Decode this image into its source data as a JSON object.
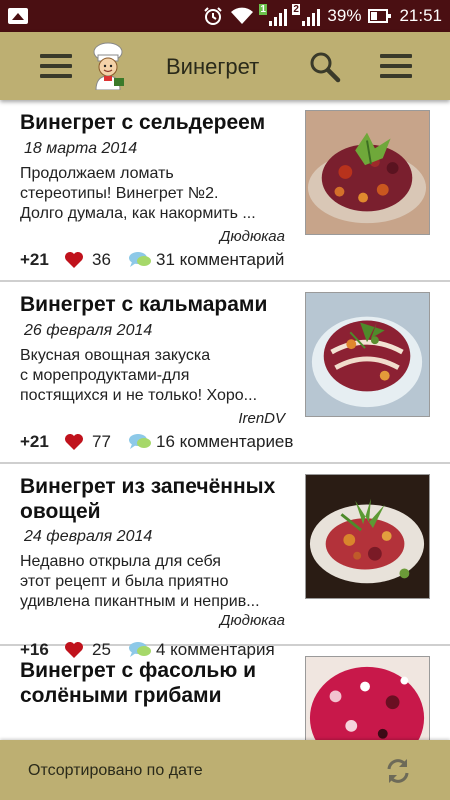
{
  "status_bar": {
    "sim1": "1",
    "sim2": "2",
    "battery": "39%",
    "time": "21:51",
    "icons": [
      "gallery-icon",
      "alarm-icon",
      "wifi-icon",
      "signal-icon",
      "battery-icon"
    ]
  },
  "app_bar": {
    "title": "Винегрет",
    "icons": [
      "hamburger-menu-icon",
      "chef-logo-icon",
      "search-icon",
      "overflow-menu-icon"
    ]
  },
  "recipes": [
    {
      "title": "Винегрет с сельдереем",
      "date": "18 марта 2014",
      "description": [
        "Продолжаем ломать",
        "стереотипы! Винегрет №2.",
        "Долго думала, как накормить ..."
      ],
      "author": "Дюдюкаа",
      "score": "+21",
      "likes": "36",
      "comments": "31 комментарий"
    },
    {
      "title": "Винегрет с кальмарами",
      "date": "26 февраля 2014",
      "description": [
        "Вкусная овощная закуска",
        "с морепродуктами-для",
        "постящихся и не только! Хоро..."
      ],
      "author": "IrenDV",
      "score": "+21",
      "likes": "77",
      "comments": "16 комментариев"
    },
    {
      "title_lines": [
        "Винегрет из запечённых",
        "овощей"
      ],
      "date": "24 февраля 2014",
      "description": [
        "Недавно открыла для себя",
        "этот рецепт и была приятно",
        "удивлена пикантным и неприв..."
      ],
      "author": "Дюдюкаа",
      "score": "+16",
      "likes": "25",
      "comments": "4 комментария"
    },
    {
      "title_lines": [
        "Винегрет с фасолью и",
        "солёными грибами"
      ]
    }
  ],
  "bottom_bar": {
    "sort_label": "Отсортировано по дате",
    "icon": "refresh-icon"
  },
  "colors": {
    "status_bar": "#4a0f12",
    "app_bar": "#bdaf72",
    "heart": "#c0121c",
    "divider": "#cfcfcf"
  }
}
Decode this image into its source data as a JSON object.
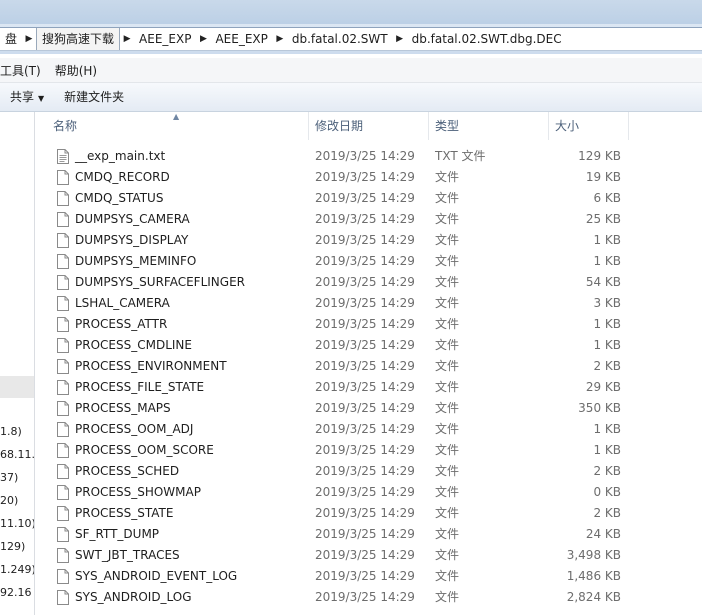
{
  "breadcrumb": {
    "items": [
      "盘",
      "搜狗高速下载",
      "AEE_EXP",
      "AEE_EXP",
      "db.fatal.02.SWT",
      "db.fatal.02.SWT.dbg.DEC"
    ]
  },
  "menu": {
    "items": [
      "工具(T)",
      "帮助(H)"
    ]
  },
  "toolbar": {
    "share_label": "共享",
    "new_folder_label": "新建文件夹"
  },
  "nav": {
    "items": [
      "1.8)",
      "68.11.",
      "37)",
      "20)",
      "11.10)",
      "129)",
      "1.249)",
      "92.16"
    ]
  },
  "columns": {
    "name": "名称",
    "date": "修改日期",
    "type": "类型",
    "size": "大小"
  },
  "files": [
    {
      "name": "__exp_main.txt",
      "date": "2019/3/25 14:29",
      "type": "TXT 文件",
      "size": "129 KB",
      "icon": "text-file-icon"
    },
    {
      "name": "CMDQ_RECORD",
      "date": "2019/3/25 14:29",
      "type": "文件",
      "size": "19 KB",
      "icon": "file-icon"
    },
    {
      "name": "CMDQ_STATUS",
      "date": "2019/3/25 14:29",
      "type": "文件",
      "size": "6 KB",
      "icon": "file-icon"
    },
    {
      "name": "DUMPSYS_CAMERA",
      "date": "2019/3/25 14:29",
      "type": "文件",
      "size": "25 KB",
      "icon": "file-icon"
    },
    {
      "name": "DUMPSYS_DISPLAY",
      "date": "2019/3/25 14:29",
      "type": "文件",
      "size": "1 KB",
      "icon": "file-icon"
    },
    {
      "name": "DUMPSYS_MEMINFO",
      "date": "2019/3/25 14:29",
      "type": "文件",
      "size": "1 KB",
      "icon": "file-icon"
    },
    {
      "name": "DUMPSYS_SURFACEFLINGER",
      "date": "2019/3/25 14:29",
      "type": "文件",
      "size": "54 KB",
      "icon": "file-icon"
    },
    {
      "name": "LSHAL_CAMERA",
      "date": "2019/3/25 14:29",
      "type": "文件",
      "size": "3 KB",
      "icon": "file-icon"
    },
    {
      "name": "PROCESS_ATTR",
      "date": "2019/3/25 14:29",
      "type": "文件",
      "size": "1 KB",
      "icon": "file-icon"
    },
    {
      "name": "PROCESS_CMDLINE",
      "date": "2019/3/25 14:29",
      "type": "文件",
      "size": "1 KB",
      "icon": "file-icon"
    },
    {
      "name": "PROCESS_ENVIRONMENT",
      "date": "2019/3/25 14:29",
      "type": "文件",
      "size": "2 KB",
      "icon": "file-icon"
    },
    {
      "name": "PROCESS_FILE_STATE",
      "date": "2019/3/25 14:29",
      "type": "文件",
      "size": "29 KB",
      "icon": "file-icon"
    },
    {
      "name": "PROCESS_MAPS",
      "date": "2019/3/25 14:29",
      "type": "文件",
      "size": "350 KB",
      "icon": "file-icon"
    },
    {
      "name": "PROCESS_OOM_ADJ",
      "date": "2019/3/25 14:29",
      "type": "文件",
      "size": "1 KB",
      "icon": "file-icon"
    },
    {
      "name": "PROCESS_OOM_SCORE",
      "date": "2019/3/25 14:29",
      "type": "文件",
      "size": "1 KB",
      "icon": "file-icon"
    },
    {
      "name": "PROCESS_SCHED",
      "date": "2019/3/25 14:29",
      "type": "文件",
      "size": "2 KB",
      "icon": "file-icon"
    },
    {
      "name": "PROCESS_SHOWMAP",
      "date": "2019/3/25 14:29",
      "type": "文件",
      "size": "0 KB",
      "icon": "file-icon"
    },
    {
      "name": "PROCESS_STATE",
      "date": "2019/3/25 14:29",
      "type": "文件",
      "size": "2 KB",
      "icon": "file-icon"
    },
    {
      "name": "SF_RTT_DUMP",
      "date": "2019/3/25 14:29",
      "type": "文件",
      "size": "24 KB",
      "icon": "file-icon"
    },
    {
      "name": "SWT_JBT_TRACES",
      "date": "2019/3/25 14:29",
      "type": "文件",
      "size": "3,498 KB",
      "icon": "file-icon"
    },
    {
      "name": "SYS_ANDROID_EVENT_LOG",
      "date": "2019/3/25 14:29",
      "type": "文件",
      "size": "1,486 KB",
      "icon": "file-icon"
    },
    {
      "name": "SYS_ANDROID_LOG",
      "date": "2019/3/25 14:29",
      "type": "文件",
      "size": "2,824 KB",
      "icon": "file-icon"
    }
  ]
}
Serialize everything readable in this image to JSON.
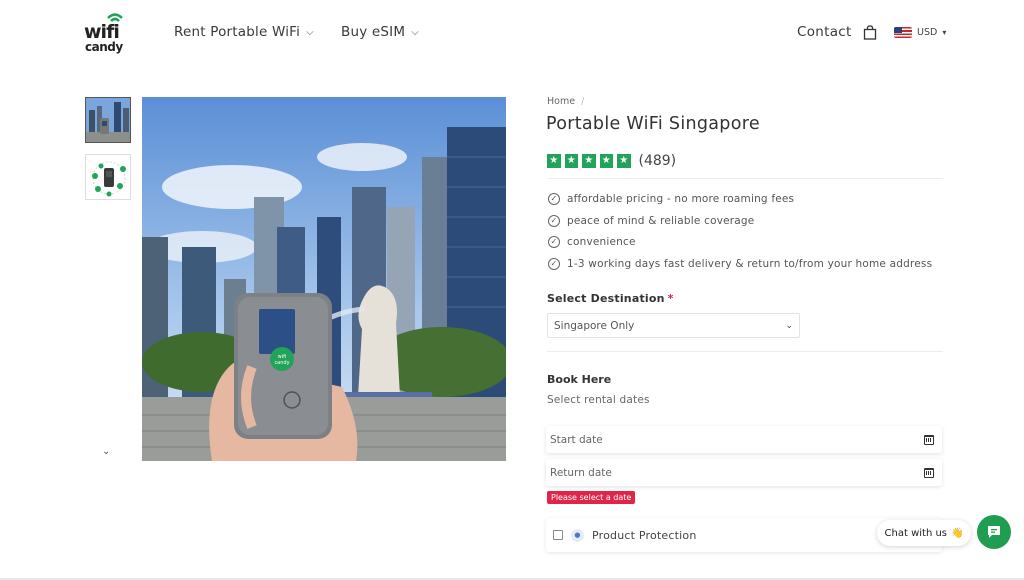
{
  "header": {
    "logo": {
      "line1": "wifi",
      "line2": "candy"
    },
    "nav": [
      {
        "label": "Rent Portable WiFi"
      },
      {
        "label": "Buy eSIM"
      }
    ],
    "contact_label": "Contact",
    "currency": "USD",
    "icons": {
      "bag": "shopping-bag-icon",
      "flag": "us-flag-icon",
      "chevron": "chevron-down-icon"
    }
  },
  "gallery": {
    "thumbnails": [
      "singapore-photo-thumbnail",
      "device-infographic-thumbnail"
    ],
    "device_screen_logo": {
      "line1": "wifi",
      "line2": "candy"
    }
  },
  "product": {
    "breadcrumb": [
      "Home"
    ],
    "breadcrumb_separator": "/",
    "title": "Portable WiFi Singapore",
    "rating": {
      "stars": 5,
      "count": "(489)",
      "color": "#21a35a"
    },
    "features": [
      "affordable pricing - no more roaming fees",
      "peace of mind & reliable coverage",
      "convenience",
      "1-3 working days fast delivery & return to/from your home address"
    ],
    "destination": {
      "label": "Select Destination",
      "required_mark": "*",
      "selected": "Singapore Only"
    },
    "booking": {
      "title": "Book Here",
      "subtitle": "Select rental dates",
      "start_placeholder": "Start date",
      "return_placeholder": "Return date",
      "error": "Please select a date"
    },
    "protection_label": "Product Protection"
  },
  "chat": {
    "label": "Chat with us",
    "emoji": "👋",
    "accent": "#1f9d50"
  },
  "colors": {
    "brand_green": "#21a35a",
    "error_red": "#e0254a"
  }
}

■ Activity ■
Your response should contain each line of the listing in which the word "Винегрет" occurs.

■ Written answer ■
    "title": "Винегрет",
      "title": "Винегрет с сельдереем",
        "стереотипы! Винегрет №2.",
      "title": "Винегрет с кальмарами",
        "Винегрет из запечённых",
        "Винегрет с фасолью и",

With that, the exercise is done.